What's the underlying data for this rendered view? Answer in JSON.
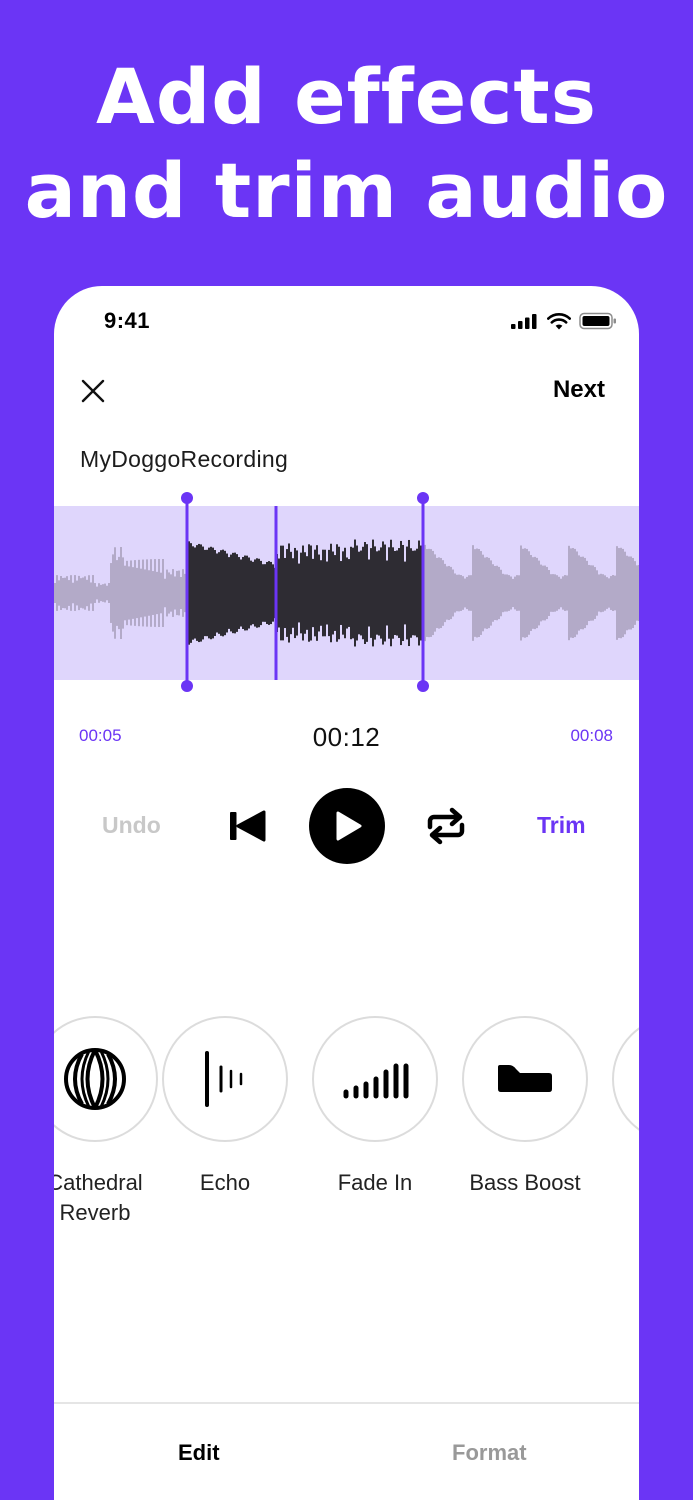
{
  "headline": {
    "line1": "Add effects",
    "line2": "and trim audio"
  },
  "status": {
    "time": "9:41"
  },
  "header": {
    "next_label": "Next"
  },
  "recording": {
    "title": "MyDoggoRecording"
  },
  "timeline": {
    "start": "00:05",
    "current": "00:12",
    "end": "00:08"
  },
  "controls": {
    "undo_label": "Undo",
    "trim_label": "Trim"
  },
  "effects": [
    {
      "line1": "Cathedral",
      "line2": "Reverb",
      "icon": "cathedral-reverb-icon"
    },
    {
      "line1": "Echo",
      "line2": "",
      "icon": "echo-icon"
    },
    {
      "line1": "Fade In",
      "line2": "",
      "icon": "fade-in-icon"
    },
    {
      "line1": "Bass Boost",
      "line2": "",
      "icon": "bass-boost-icon"
    }
  ],
  "tabs": {
    "edit": "Edit",
    "format": "Format"
  },
  "colors": {
    "accent": "#6B35F5",
    "wave_bg": "#DFD6FC",
    "wave_selected": "#2E2C33",
    "wave_unselected": "#B3AAC8"
  }
}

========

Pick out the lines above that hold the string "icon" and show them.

      "icon": "cathedral-reverb-icon"
      "icon": "echo-icon"
      "icon": "fade-in-icon"
      "icon": "bass-boost-icon"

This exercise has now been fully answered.